(Element data from apps and pages)
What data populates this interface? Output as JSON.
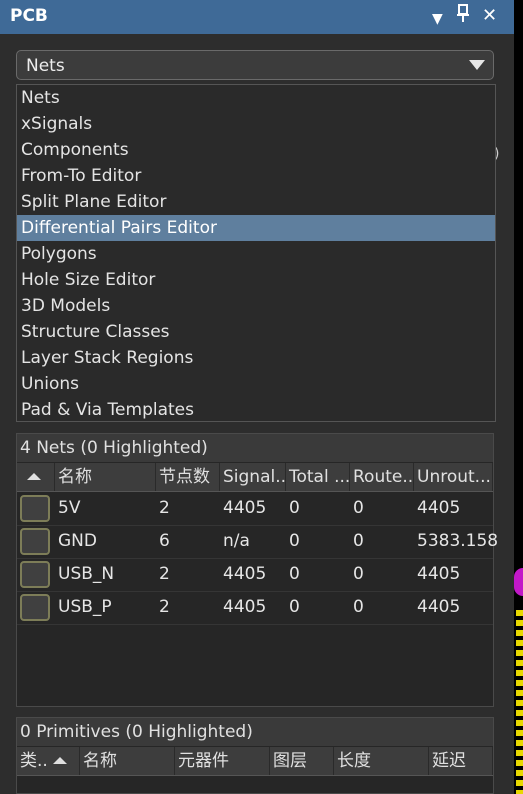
{
  "titlebar": {
    "title": "PCB",
    "dropdown_icon": "▼",
    "pin_icon": "⊥",
    "close_icon": "✕"
  },
  "combo": {
    "value": "Nets"
  },
  "dropdown": {
    "items": [
      "Nets",
      "xSignals",
      "Components",
      "From-To Editor",
      "Split Plane Editor",
      "Differential Pairs Editor",
      "Polygons",
      "Hole Size Editor",
      "3D Models",
      "Structure Classes",
      "Layer Stack Regions",
      "Unions",
      "Pad & Via Templates"
    ],
    "selected_index": 5
  },
  "behind_text": ")",
  "nets": {
    "header": "4 Nets (0 Highlighted)",
    "columns": [
      "名称",
      "节点数",
      "Signal...",
      "Total ...",
      "Route...",
      "Unrout..."
    ],
    "rows": [
      {
        "name": "5V",
        "nodes": "2",
        "signal": "4405",
        "total": "0",
        "routed": "0",
        "unrouted": "4405"
      },
      {
        "name": "GND",
        "nodes": "6",
        "signal": "n/a",
        "total": "0",
        "routed": "0",
        "unrouted": "5383.158"
      },
      {
        "name": "USB_N",
        "nodes": "2",
        "signal": "4405",
        "total": "0",
        "routed": "0",
        "unrouted": "4405"
      },
      {
        "name": "USB_P",
        "nodes": "2",
        "signal": "4405",
        "total": "0",
        "routed": "0",
        "unrouted": "4405"
      }
    ]
  },
  "primitives": {
    "header": "0 Primitives (0 Highlighted)",
    "columns": [
      "类..",
      "名称",
      "元器件",
      "图层",
      "长度",
      "延迟"
    ]
  },
  "colors": {
    "titlebar": "#3f6a97",
    "selection": "#5f7f9e",
    "panel": "#2d2d2d"
  }
}
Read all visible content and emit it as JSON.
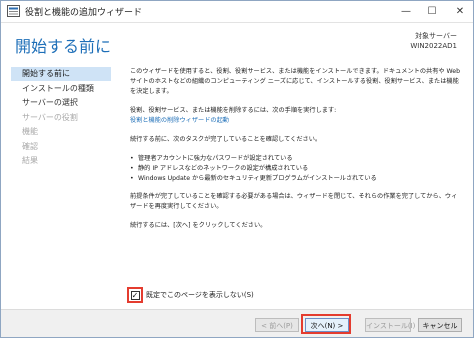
{
  "window": {
    "title": "役割と機能の追加ウィザード",
    "minimize_glyph": "—",
    "maximize_glyph": "☐",
    "close_glyph": "✕"
  },
  "header": {
    "title": "開始する前に",
    "target_label": "対象サーバー",
    "target_server": "WIN2022AD1"
  },
  "nav": {
    "items": [
      {
        "label": "開始する前に",
        "state": "active"
      },
      {
        "label": "インストールの種類",
        "state": "enabled"
      },
      {
        "label": "サーバーの選択",
        "state": "enabled"
      },
      {
        "label": "サーバーの役割",
        "state": "disabled"
      },
      {
        "label": "機能",
        "state": "disabled"
      },
      {
        "label": "確認",
        "state": "disabled"
      },
      {
        "label": "結果",
        "state": "disabled"
      }
    ]
  },
  "content": {
    "intro": "このウィザードを使用すると、役割、役割サービス、または機能をインストールできます。ドキュメントの共有や Web サイトのホストなどの組織のコンピューティング ニーズに応じて、インストールする役割、役割サービス、または機能を決定します。",
    "remove_text": "役割、役割サービス、または機能を削除するには、次の手順を実行します:",
    "remove_link": "役割と機能の削除ウィザードの起動",
    "before_text": "続行する前に、次のタスクが完了していることを確認してください。",
    "tasks": [
      "管理者アカウントに強力なパスワードが設定されている",
      "静的 IP アドレスなどのネットワークの設定が構成されている",
      "Windows Update から最新のセキュリティ更新プログラムがインストールされている"
    ],
    "prereq_text": "前提条件が完了していることを確認する必要がある場合は、ウィザードを閉じて、それらの作業を完了してから、ウィザードを再度実行してください。",
    "continue_text": "続行するには、[次へ] をクリックしてください。"
  },
  "options": {
    "skip_page_checked": true,
    "skip_page_label": "既定でこのページを表示しない(S)",
    "check_glyph": "✓"
  },
  "buttons": {
    "prev": "< 前へ(P)",
    "next": "次へ(N) >",
    "install": "インストール(I)",
    "cancel": "キャンセル"
  },
  "colors": {
    "accent": "#1e6fb8",
    "highlight_box": "#e43c2f",
    "nav_active_bg": "#cfe3f6"
  }
}
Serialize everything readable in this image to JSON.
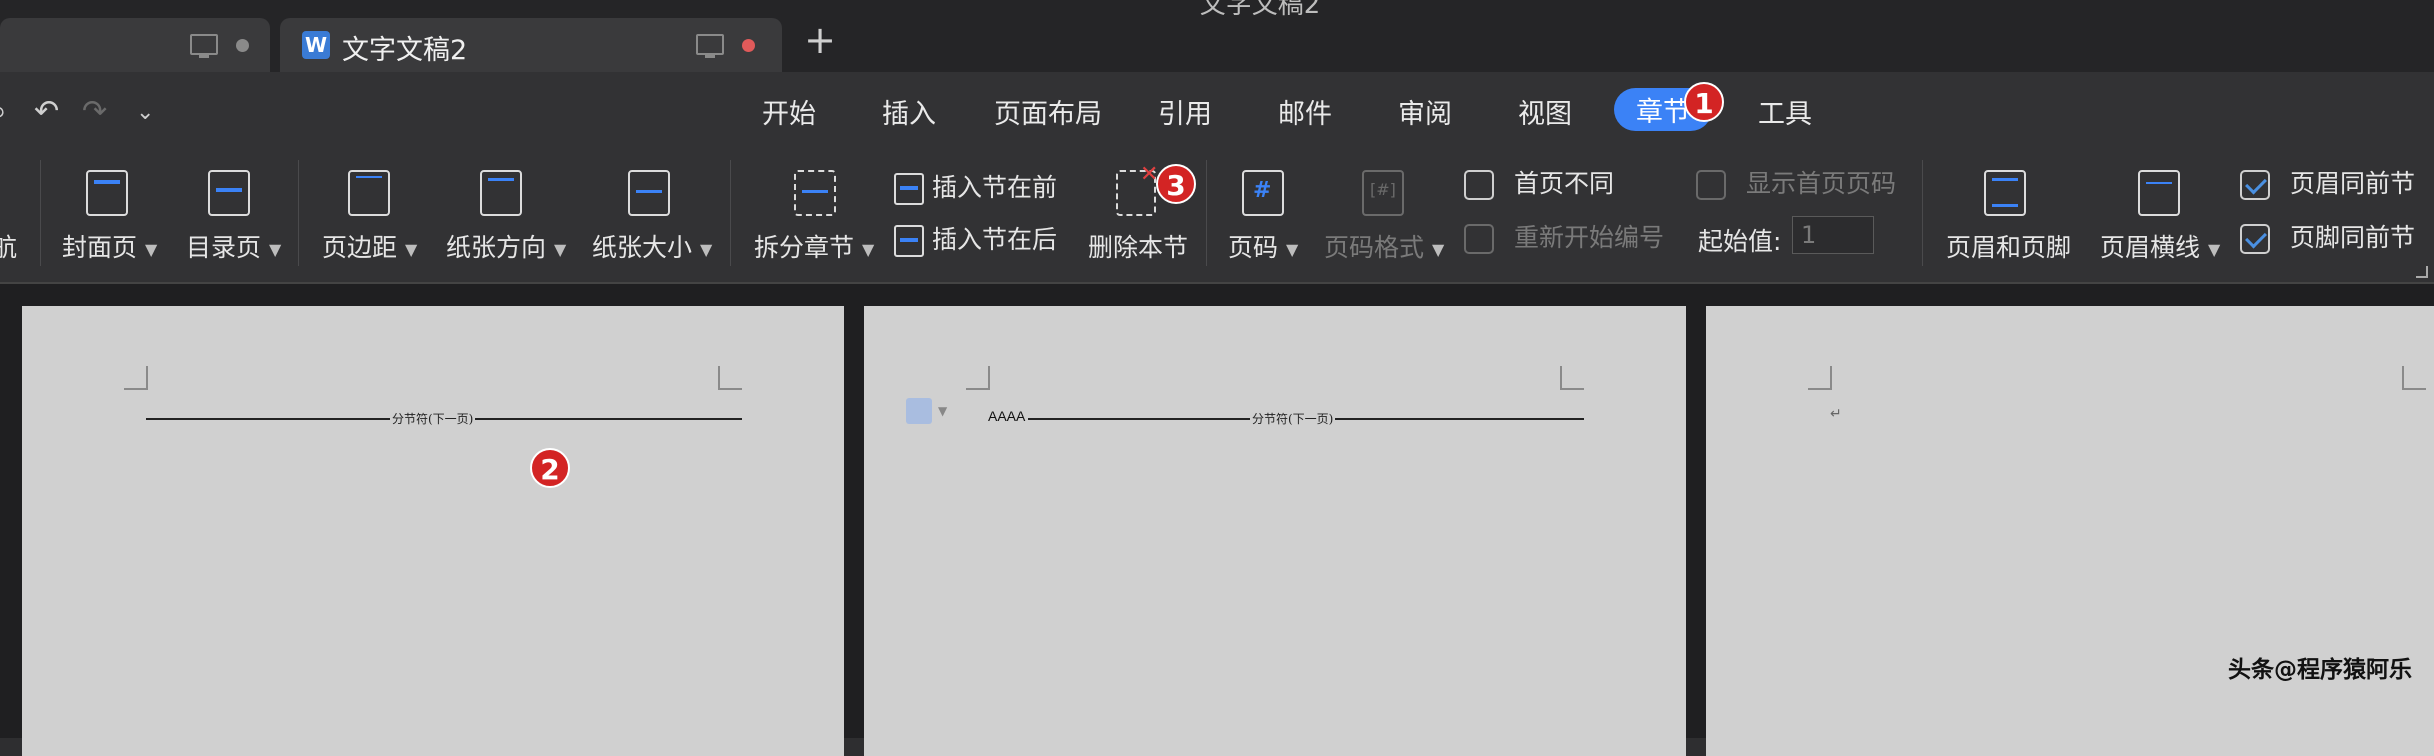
{
  "window": {
    "title": "文字文稿2"
  },
  "tabs": [
    {
      "label": ""
    },
    {
      "label": "文字文稿2",
      "icon": "wps-writer-icon"
    }
  ],
  "new_tab_label": "+",
  "menu": {
    "items": [
      "开始",
      "插入",
      "页面布局",
      "引用",
      "邮件",
      "审阅",
      "视图",
      "章节",
      "工具"
    ],
    "active": "章节"
  },
  "badges": {
    "b1": "1",
    "b2": "2",
    "b3": "3"
  },
  "ribbon": {
    "nav_partial": "航",
    "cover_page": "封面页",
    "toc_page": "目录页",
    "margins": "页边距",
    "orientation": "纸张方向",
    "paper_size": "纸张大小",
    "split_section": "拆分章节",
    "insert_section_before": "插入节在前",
    "insert_section_after": "插入节在后",
    "delete_section": "删除本节",
    "page_number": "页码",
    "page_number_format": "页码格式",
    "different_first_page": "首页不同",
    "restart_numbering": "重新开始编号",
    "show_first_page_number": "显示首页页码",
    "start_value_label": "起始值:",
    "start_value": "1",
    "header_footer": "页眉和页脚",
    "header_line": "页眉横线",
    "header_same_as_previous": "页眉同前节",
    "footer_same_as_previous": "页脚同前节"
  },
  "checkboxes": {
    "different_first_page": false,
    "restart_numbering": false,
    "show_first_page_number": false,
    "header_same_as_previous": true,
    "footer_same_as_previous": true
  },
  "document": {
    "page1_break": "分节符(下一页)",
    "page2_text": "AAAA",
    "page2_break": "分节符(下一页)",
    "paragraph_mark": "↵"
  },
  "watermark": "头条@程序猿阿乐",
  "colors": {
    "accent": "#3b82f6",
    "badge": "#d32424",
    "tab_dot": "#e05a5a"
  }
}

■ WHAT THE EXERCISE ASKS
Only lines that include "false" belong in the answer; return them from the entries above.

■ COMPLETED EXERCISE
    "different_first_page": false,
    "restart_numbering": false,
    "show_first_page_number": false,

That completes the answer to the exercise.